- The Securities and Exchange Commission on Friday responded to allegations that the agency was harassing Tesla and CEO Elon Musk by conducting continued investigations.
- The SEC previously charged Musk with securities fraud in 2018 after he tweeted that he was considering taking the car company private at $420 per share and had "funding secured." They reached a revised settlement agreement by 2019 to resolve the matter.
The Securities and Exchange Commission submitted a letter to a federal judge on Friday responding to allegations by Tesla CEO Elon Musk that the agency had "broken promises" and engaged in a "pattern of conduct" amounting to harassment after an earlier settlement agreement.

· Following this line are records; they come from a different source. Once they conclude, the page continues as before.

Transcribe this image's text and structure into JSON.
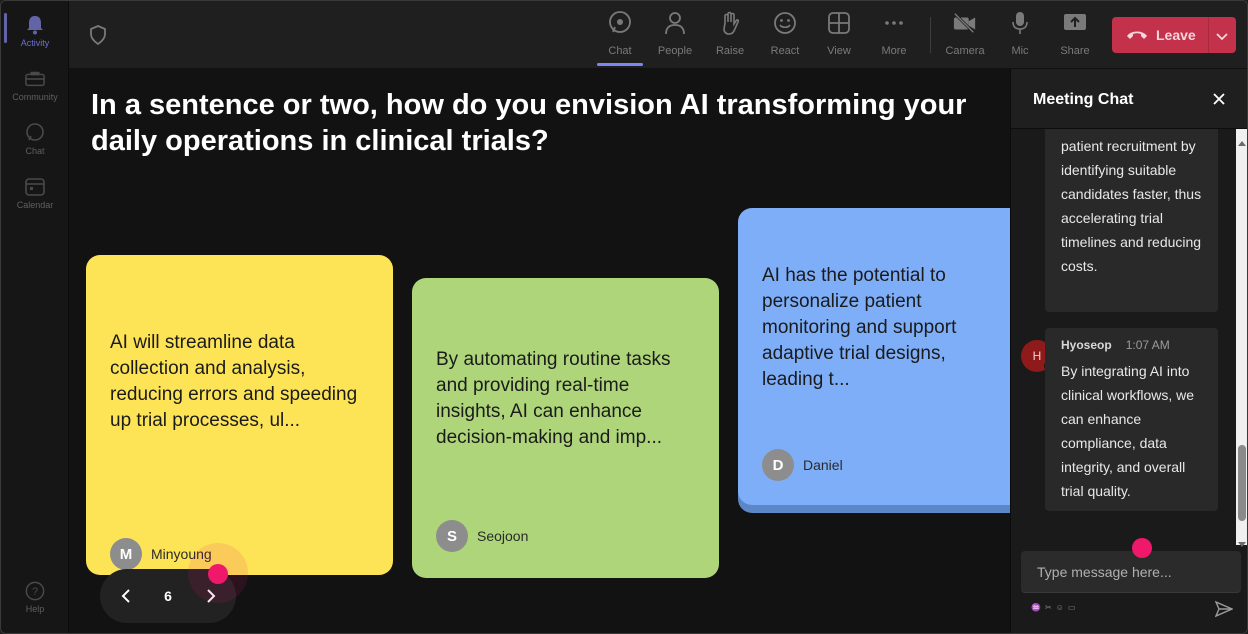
{
  "rail": {
    "items": [
      {
        "label": "Activity",
        "icon": "bell-icon"
      },
      {
        "label": "Community",
        "icon": "community-icon"
      },
      {
        "label": "Chat",
        "icon": "chat-icon"
      },
      {
        "label": "Calendar",
        "icon": "calendar-icon"
      }
    ],
    "help_label": "Help"
  },
  "toolbar": {
    "chat": "Chat",
    "people": "People",
    "raise": "Raise",
    "react": "React",
    "view": "View",
    "more": "More",
    "camera": "Camera",
    "mic": "Mic",
    "share": "Share",
    "leave": "Leave"
  },
  "stage": {
    "question": "In a sentence or two, how do you envision AI transforming your\ndaily operations in clinical trials?",
    "notes": [
      {
        "text": "AI will streamline data collection and analysis, reducing errors and speeding up trial processes, ul...",
        "author": "Minyoung",
        "initial": "M",
        "color": "#fde457"
      },
      {
        "text": "By automating routine tasks and providing real-time insights, AI can enhance decision-making and imp...",
        "author": "Seojoon",
        "initial": "S",
        "color": "#afd57a"
      },
      {
        "text": "AI has the potential to personalize patient monitoring and support adaptive trial designs, leading t...",
        "author": "Daniel",
        "initial": "D",
        "color": "#7eaef8"
      }
    ],
    "page": "6"
  },
  "chat": {
    "title": "Meeting Chat",
    "msg1_text": "patient recruitment by identifying suitable candidates faster, thus accelerating trial timelines and reducing costs.",
    "msg2_name": "Hyoseop",
    "msg2_time": "1:07 AM",
    "msg2_initial": "H",
    "msg2_text": "By integrating AI into clinical workflows, we can enhance compliance, data integrity, and overall trial quality.",
    "input_placeholder": "Type message here...",
    "tools": [
      "♒",
      "✂",
      "☺",
      "▭"
    ]
  },
  "colors": {
    "accent": "#6264a7",
    "leave": "#c4314b",
    "pointer": "#f0186a"
  }
}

In September 2018, the SEC charged Musk with making "false and misleading" statements to investors after he announced via Twitter that he had secured funding for a private buyout of Tesla at $420 a share. Following his tweets, Tesla stock went into a period of unusual volatility and the deal Musk alluded to never materialized.
Tesla, Musk and the SEC eventually struck a revised settlement agreement in 2019 to resolve the charges.
As part of the deal, Musk had to temporarily relinquish his role as chairman of Tesla's board and to pay a $20 million fine individually. Tesla also had to pay a $20 million fine. Musk and Tesla agreed the celebrity-CEO would have the content of his social media posts approved by a securities law expert before publishing them on occasions when they contained material business information.
The $40 million they paid was supposed to be distributed to Tesla shareholders after that.
In a letter sent on behalf of Musk and Tesla to the court Thursday, attorney Alex Spiro suggested the SEC had been ignoring their duty to remit that $40 million to Tesla shareholders.
The SEC's Stephen Buchholz replied Friday, saying the agency was actually making progress on that task, which was fairly complex. He noted that Tesla had never expressed any concern about this to the agency before and that SEC staff expect to submit a "proposed plan of distribution" to the court for approval by the end of March 2022.
Musk's attorney, Spiro, also suggested that the SEC was not focused on remittance because it was too busy investigating and issuing more subpoenas to Tesla. The attorney wrote, "The SEC seems to be targeting Mr. Musk and Tesla for unrelenting investigation largely because Mr. Musk remains an outspoken critic of the government."
Musk's battles with regulators tend to be public and messy, occasionally including vulgar taunts. The CEO has expressed his displeasure with the SEC on Twitter on multiple occasions, including in October 2018 when he called the agency the "shortseller enrichment commission," and in July 2020 when he wrote: "SEC, three letter acronym, middle word is Elon's."
Spiro also suggested that the SEC's ongoing investigative activity seemed "calculated to chill" Musk's First Amendment rights.
In a recent financial filing for the fourth-quarter of 2021, Tesla revealed that it had received a subpoena from the SEC late last year. The filings said: "On November 16, 2021, the SEC issued a subpoena to us seeking information on our governance processes around compliance with the SEC settlement, as amended."
Friday's SEC letter to the court argued that Tesla was not following proper procedures to challenge any subpoena the agency had issued as an independent regulator, aside from the court proceedings.